The Obama foreign policy is to subjugate ourselves to the United Nations, which gives Russia and China a veto power at the Security Council. So we are giving these two countries you mentioned — these two powers who do not share our values — undue, needless unnecessary clout because we’re running everything through the security council.
This may make for an audience-pleasing line on a talk radio show, but it isn’t much of an answer. As a description of what Obama has done, it isn’t all that accurate. Except for diplomatic efforts related to Libya and Syria, the U.S. under Obama has done very little through the Security Council. Russia and China have used their veto power on Syria resolutions, but they haven’t been using them otherwise. As a criticism, this is entirely procedural, unless Ryan wants to argue that going through the Security Council is preventing the U.S. from taking some action that he favors.

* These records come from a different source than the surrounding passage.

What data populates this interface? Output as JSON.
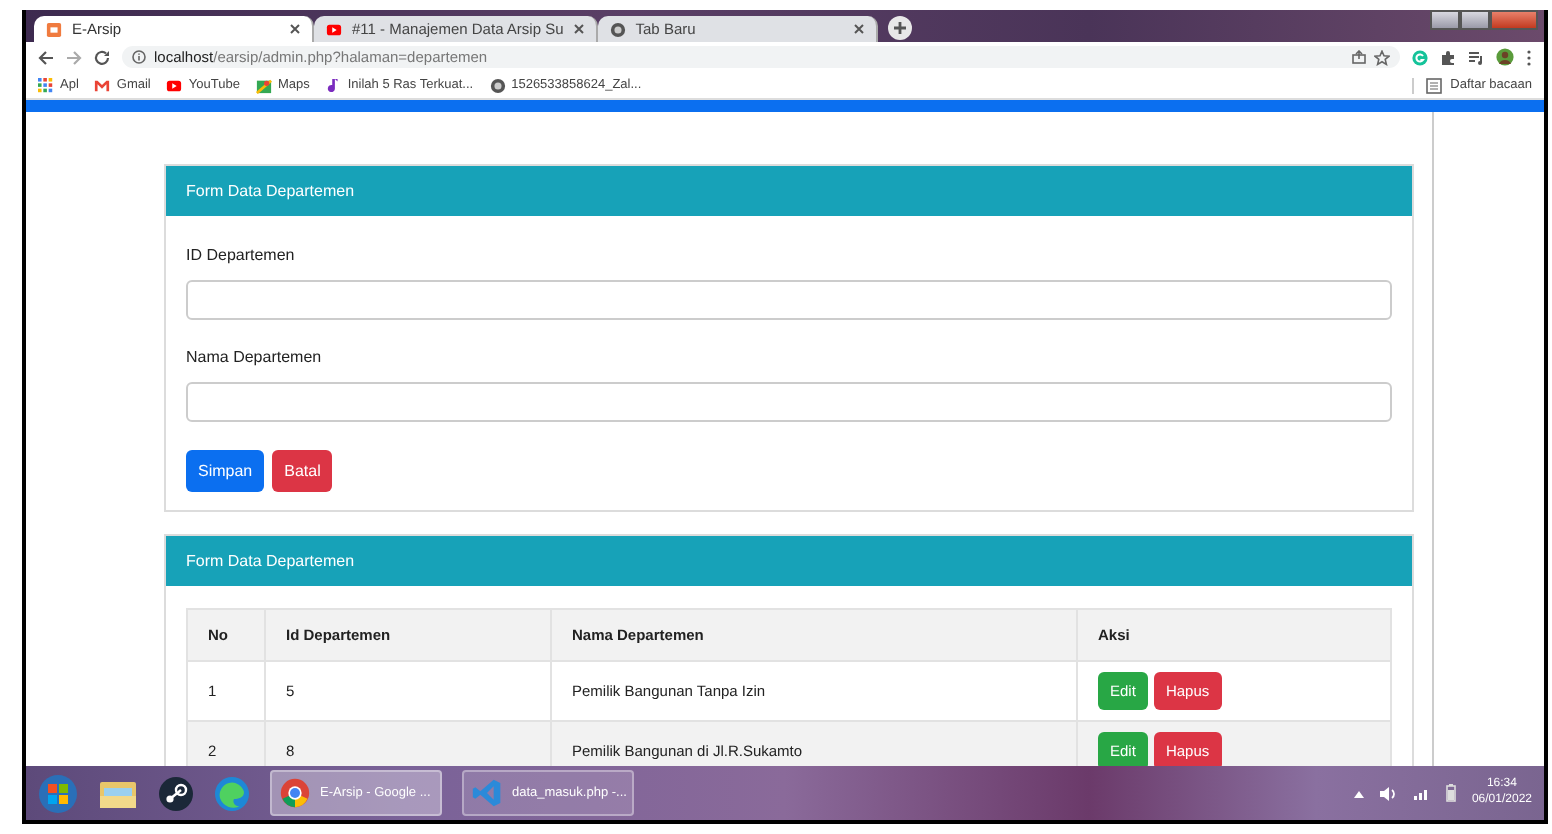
{
  "browser": {
    "tabs": [
      {
        "title": "E-Arsip",
        "kind": "archive",
        "selected": true
      },
      {
        "title": "#11 - Manajemen Data Arsip Su",
        "kind": "video",
        "selected": false
      },
      {
        "title": "Tab Baru",
        "kind": "globe",
        "selected": false
      }
    ],
    "address": {
      "host": "localhost",
      "path": "/earsip/admin.php?halaman=departemen"
    },
    "bookmarks": [
      {
        "label": "Apl",
        "kind": "apps"
      },
      {
        "label": "Gmail",
        "kind": "mail"
      },
      {
        "label": "YouTube",
        "kind": "video"
      },
      {
        "label": "Maps",
        "kind": "map"
      },
      {
        "label": "Inilah 5 Ras Terkuat...",
        "kind": "note"
      },
      {
        "label": "1526533858624_Zal...",
        "kind": "globe"
      }
    ],
    "reading_list": "Daftar bacaan"
  },
  "form_card": {
    "title": "Form Data Departemen",
    "fields": [
      {
        "label": "ID Departemen"
      },
      {
        "label": "Nama Departemen"
      }
    ],
    "buttons": [
      {
        "label": "Simpan",
        "kind": "primary"
      },
      {
        "label": "Batal",
        "kind": "danger"
      }
    ]
  },
  "table_card": {
    "title": "Form Data Departemen",
    "columns": [
      "No",
      "Id Departemen",
      "Nama Departemen",
      "Aksi"
    ],
    "rows": [
      {
        "no": "1",
        "id": "5",
        "name": "Pemilik Bangunan Tanpa Izin",
        "actions": [
          "Edit",
          "Hapus"
        ]
      },
      {
        "no": "2",
        "id": "8",
        "name": "Pemilik Bangunan di Jl.R.Sukamto",
        "actions": [
          "Edit",
          "Hapus"
        ]
      }
    ]
  },
  "taskbar": {
    "tasks": [
      {
        "label": "E-Arsip - Google ...",
        "kind": "chrome",
        "selected": true
      },
      {
        "label": "data_masuk.php -...",
        "kind": "code",
        "selected": false
      }
    ],
    "time": "16:34",
    "date": "06/01/2022"
  }
}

Ryan seems to be implying that the U.S. ought to be doing something that it isn’t doing now, and the only place where this complaint is relevant is Syria, but he isn’t willing to say that he wants the U.S. to become more involved in Syria.
That’s politically smart, since two-thirds of Americans don’t want greater U.S. involvement in Syria, but it renders Ryan’s criticism meaningless. Are Americans supposed to be upset that Russia and China are opposing actions that the American public doesn’t want the U.S. to take? Are Americans supposed to be unhappy that the U.S. is respecting international law? Are they supposed to view Obama as a failure because he isn’t going out of his way to intervene in a foreign conflict in which the U.S. has nothing at stake? No, they aren’t. That raises another question: what is the point of making this one of his main objections to Obama’s record?
Update: As James Lamond pointed out earlier this week, Ryan recently said a lot of nonsensical things about the “reset” in an interview with Carl Cameron:
There may be no criticism of the “reset” more mindless than the one Ryan makes. It requires ignoring the wreckage of U.S.-Russian relations in the Bush era and their subsequent improvement since 2009. Ryan pretends that Russian opposition to intervention in Syria is proof of the “weakness” of the U.S.-Russian relationship, when Russia was always very likely to oppose any outside intervention in Syria’s conflict. If the U.S. had been as antagonistic towards Russia since 2009 as Romney and Ryan would have preferred, the bilateral relationship would be in shambles. Ryan’s incoherence on Russia policy is a function of wanting to have things both ways. He would evidently like to have a needlessly confrontational policy towards Russia, but somehow not have any of the negative consequences that would necessarily follow from such a policy.